- **Task details**
Every entry in the data that follows should come back exactly, pictures aside.

- **Dataset excerpts**

-=-=-=-=-

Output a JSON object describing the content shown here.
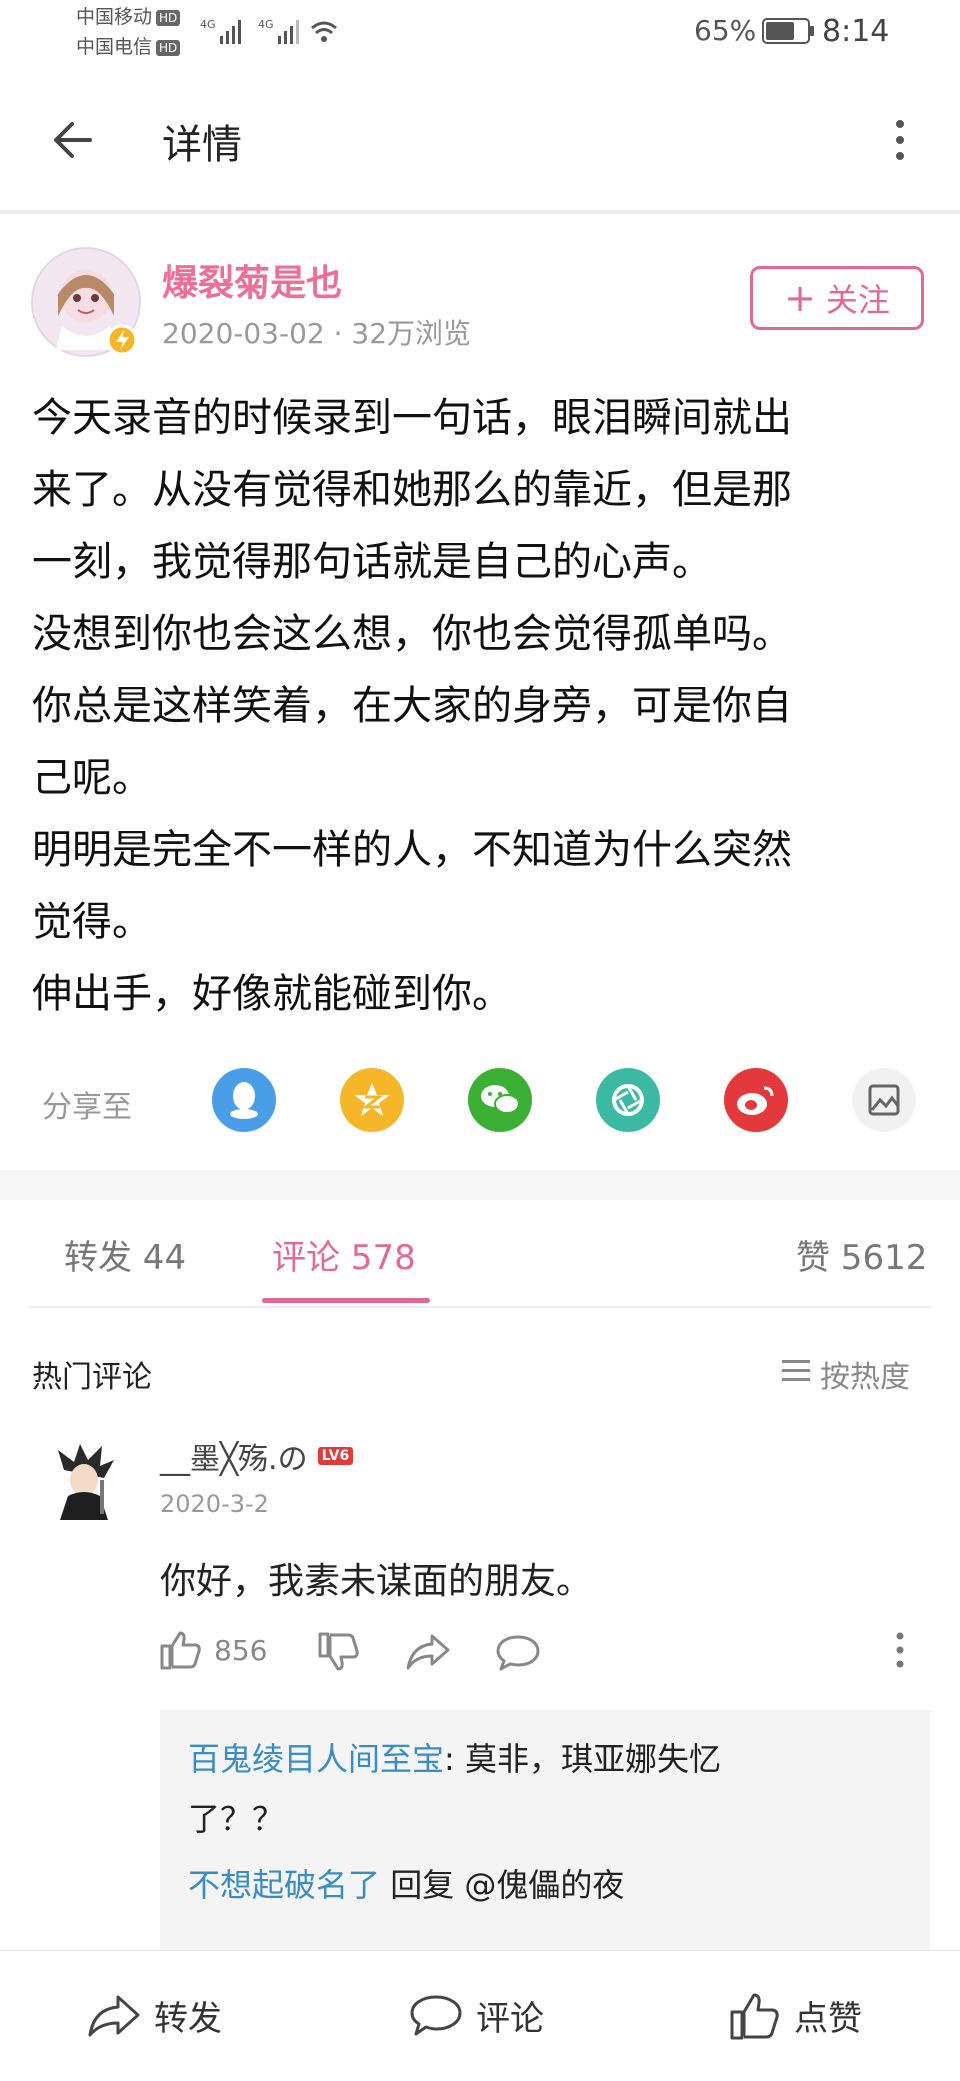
{
  "status": {
    "carrier1": "中国移动",
    "carrier2": "中国电信",
    "hd": "HD",
    "net": "4G",
    "battery": "65%",
    "time": "8:14"
  },
  "header": {
    "title": "详情"
  },
  "post": {
    "username": "爆裂菊是也",
    "meta": "2020-03-02 · 32万浏览",
    "follow_label": "关注",
    "paragraphs": [
      "今天录音的时候录到一句话，眼泪瞬间就出",
      "来了。从没有觉得和她那么的靠近，但是那",
      "一刻，我觉得那句话就是自己的心声。",
      "没想到你也会这么想，你也会觉得孤单吗。",
      "你总是这样笑着，在大家的身旁，可是你自",
      "己呢。",
      "明明是完全不一样的人，不知道为什么突然",
      "觉得。",
      "伸出手，好像就能碰到你。"
    ],
    "share_label": "分享至"
  },
  "tabs": {
    "repost": "转发 44",
    "comment": "评论 578",
    "like": "赞 5612"
  },
  "comments_section": {
    "title": "热门评论",
    "sort_label": "按热度"
  },
  "comment": {
    "user": "__墨╳殇.の",
    "level": "LV6",
    "date": "2020-3-2",
    "text": "你好，我素未谋面的朋友。",
    "likes": "856",
    "replies": [
      {
        "user": "百鬼绫目人间至宝",
        "text": ": 莫非，琪亚娜失忆",
        "text2": "了？？"
      },
      {
        "user": "不想起破名了",
        "text": " 回复 @傀儡的夜"
      }
    ]
  },
  "bottom_bar": {
    "repost": "转发",
    "comment": "评论",
    "like": "点赞"
  },
  "colors": {
    "accent": "#e06a95",
    "link": "#3a8cc4"
  }
}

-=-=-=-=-

- **Solution to the problem**
Output a JSON object describing the content shown here.
{
  "status": {
    "carrier1": "中国移动",
    "carrier2": "中国电信",
    "hd": "HD",
    "net": "4G",
    "battery": "65%",
    "time": "8:14"
  },
  "header": {
    "title": "详情"
  },
  "post": {
    "username": "爆裂菊是也",
    "meta": "2020-03-02 · 32万浏览",
    "follow_label": "关注",
    "paragraphs": [
      "今天录音的时候录到一句话，眼泪瞬间就出",
      "来了。从没有觉得和她那么的靠近，但是那",
      "一刻，我觉得那句话就是自己的心声。",
      "没想到你也会这么想，你也会觉得孤单吗。",
      "你总是这样笑着，在大家的身旁，可是你自",
      "己呢。",
      "明明是完全不一样的人，不知道为什么突然",
      "觉得。",
      "伸出手，好像就能碰到你。"
    ],
    "share_label": "分享至"
  },
  "tabs": {
    "repost": "转发 44",
    "comment": "评论 578",
    "like": "赞 5612"
  },
  "comments_section": {
    "title": "热门评论",
    "sort_label": "按热度"
  },
  "comment": {
    "user": "__墨╳殇.の",
    "level": "LV6",
    "date": "2020-3-2",
    "text": "你好，我素未谋面的朋友。",
    "likes": "856",
    "replies": [
      {
        "user": "百鬼绫目人间至宝",
        "text": ": 莫非，琪亚娜失忆",
        "text2": "了？？"
      },
      {
        "user": "不想起破名了",
        "text": " 回复 @傀儡的夜"
      }
    ]
  },
  "bottom_bar": {
    "repost": "转发",
    "comment": "评论",
    "like": "点赞"
  },
  "colors": {
    "accent": "#e06a95",
    "link": "#3a8cc4"
  }
}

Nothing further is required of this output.